Records from a data source:
====

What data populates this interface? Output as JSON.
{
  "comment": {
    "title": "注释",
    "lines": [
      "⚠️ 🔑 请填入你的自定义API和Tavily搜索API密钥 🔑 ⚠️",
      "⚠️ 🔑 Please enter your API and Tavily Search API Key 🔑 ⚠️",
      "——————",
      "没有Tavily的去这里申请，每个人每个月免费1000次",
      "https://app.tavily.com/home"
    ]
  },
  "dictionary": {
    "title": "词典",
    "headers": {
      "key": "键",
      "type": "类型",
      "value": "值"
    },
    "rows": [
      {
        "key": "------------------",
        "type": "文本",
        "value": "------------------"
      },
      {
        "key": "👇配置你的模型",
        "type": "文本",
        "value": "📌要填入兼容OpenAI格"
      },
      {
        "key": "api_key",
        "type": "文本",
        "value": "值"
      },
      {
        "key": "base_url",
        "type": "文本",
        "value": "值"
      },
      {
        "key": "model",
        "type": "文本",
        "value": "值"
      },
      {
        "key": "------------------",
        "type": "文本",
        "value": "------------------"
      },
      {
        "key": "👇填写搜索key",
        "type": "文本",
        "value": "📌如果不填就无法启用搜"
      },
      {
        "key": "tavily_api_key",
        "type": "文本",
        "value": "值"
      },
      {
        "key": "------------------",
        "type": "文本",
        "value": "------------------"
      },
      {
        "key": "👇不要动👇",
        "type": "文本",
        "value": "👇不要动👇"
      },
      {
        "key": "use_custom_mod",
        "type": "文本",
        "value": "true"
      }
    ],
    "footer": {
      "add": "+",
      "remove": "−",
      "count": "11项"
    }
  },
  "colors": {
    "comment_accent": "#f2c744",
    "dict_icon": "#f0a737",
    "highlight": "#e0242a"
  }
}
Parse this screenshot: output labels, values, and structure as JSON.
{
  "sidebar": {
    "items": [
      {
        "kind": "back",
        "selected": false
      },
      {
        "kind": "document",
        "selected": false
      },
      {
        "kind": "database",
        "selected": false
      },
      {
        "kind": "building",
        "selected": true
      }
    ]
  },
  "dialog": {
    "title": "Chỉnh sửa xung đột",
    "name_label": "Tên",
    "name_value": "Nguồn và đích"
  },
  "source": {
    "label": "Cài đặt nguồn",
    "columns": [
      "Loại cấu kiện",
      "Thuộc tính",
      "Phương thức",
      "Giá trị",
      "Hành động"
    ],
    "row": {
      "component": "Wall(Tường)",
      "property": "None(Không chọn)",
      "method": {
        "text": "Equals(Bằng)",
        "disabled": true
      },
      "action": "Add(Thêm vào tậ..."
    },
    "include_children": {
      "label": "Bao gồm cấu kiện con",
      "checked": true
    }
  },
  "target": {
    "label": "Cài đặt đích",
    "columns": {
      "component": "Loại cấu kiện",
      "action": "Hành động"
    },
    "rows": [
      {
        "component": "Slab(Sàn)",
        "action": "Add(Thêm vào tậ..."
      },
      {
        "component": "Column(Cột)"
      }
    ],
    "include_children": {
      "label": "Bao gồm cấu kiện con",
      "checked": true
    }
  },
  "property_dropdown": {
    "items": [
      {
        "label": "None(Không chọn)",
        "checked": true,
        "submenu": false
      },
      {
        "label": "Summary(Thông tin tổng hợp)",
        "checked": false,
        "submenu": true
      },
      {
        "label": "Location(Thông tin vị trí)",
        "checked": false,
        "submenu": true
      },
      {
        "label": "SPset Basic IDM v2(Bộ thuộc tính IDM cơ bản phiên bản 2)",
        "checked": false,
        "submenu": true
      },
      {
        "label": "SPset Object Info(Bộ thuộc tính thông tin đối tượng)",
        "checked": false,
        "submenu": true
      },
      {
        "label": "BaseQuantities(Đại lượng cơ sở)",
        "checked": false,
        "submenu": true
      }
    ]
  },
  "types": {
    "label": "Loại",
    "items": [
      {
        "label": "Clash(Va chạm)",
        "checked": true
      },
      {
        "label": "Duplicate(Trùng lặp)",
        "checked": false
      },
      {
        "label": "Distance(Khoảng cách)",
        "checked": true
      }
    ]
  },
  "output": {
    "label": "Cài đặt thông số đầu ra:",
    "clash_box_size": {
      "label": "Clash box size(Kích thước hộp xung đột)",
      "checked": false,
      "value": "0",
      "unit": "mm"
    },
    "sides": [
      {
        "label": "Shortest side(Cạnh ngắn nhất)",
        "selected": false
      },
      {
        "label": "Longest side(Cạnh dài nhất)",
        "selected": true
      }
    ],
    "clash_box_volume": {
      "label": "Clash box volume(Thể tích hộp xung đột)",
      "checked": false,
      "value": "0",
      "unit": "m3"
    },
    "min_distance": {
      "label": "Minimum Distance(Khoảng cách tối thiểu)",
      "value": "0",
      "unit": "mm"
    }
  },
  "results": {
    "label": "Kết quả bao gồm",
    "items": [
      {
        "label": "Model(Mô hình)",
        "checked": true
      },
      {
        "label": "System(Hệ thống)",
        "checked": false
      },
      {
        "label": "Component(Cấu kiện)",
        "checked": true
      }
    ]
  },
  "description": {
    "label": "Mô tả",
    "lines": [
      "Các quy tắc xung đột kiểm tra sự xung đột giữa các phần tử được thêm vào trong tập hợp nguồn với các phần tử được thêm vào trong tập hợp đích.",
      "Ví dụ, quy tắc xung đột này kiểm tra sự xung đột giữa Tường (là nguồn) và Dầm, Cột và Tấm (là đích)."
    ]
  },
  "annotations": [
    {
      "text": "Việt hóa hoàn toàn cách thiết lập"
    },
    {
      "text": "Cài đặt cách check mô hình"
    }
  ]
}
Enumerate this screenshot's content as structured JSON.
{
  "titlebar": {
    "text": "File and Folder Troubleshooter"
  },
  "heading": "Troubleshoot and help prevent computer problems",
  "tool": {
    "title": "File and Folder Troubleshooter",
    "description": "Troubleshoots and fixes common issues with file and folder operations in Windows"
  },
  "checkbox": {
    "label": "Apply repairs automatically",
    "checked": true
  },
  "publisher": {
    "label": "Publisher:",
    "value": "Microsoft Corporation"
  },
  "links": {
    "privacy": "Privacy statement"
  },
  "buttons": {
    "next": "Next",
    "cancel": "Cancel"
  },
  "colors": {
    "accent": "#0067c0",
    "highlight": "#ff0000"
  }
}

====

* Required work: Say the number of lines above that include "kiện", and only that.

* Solution below: 5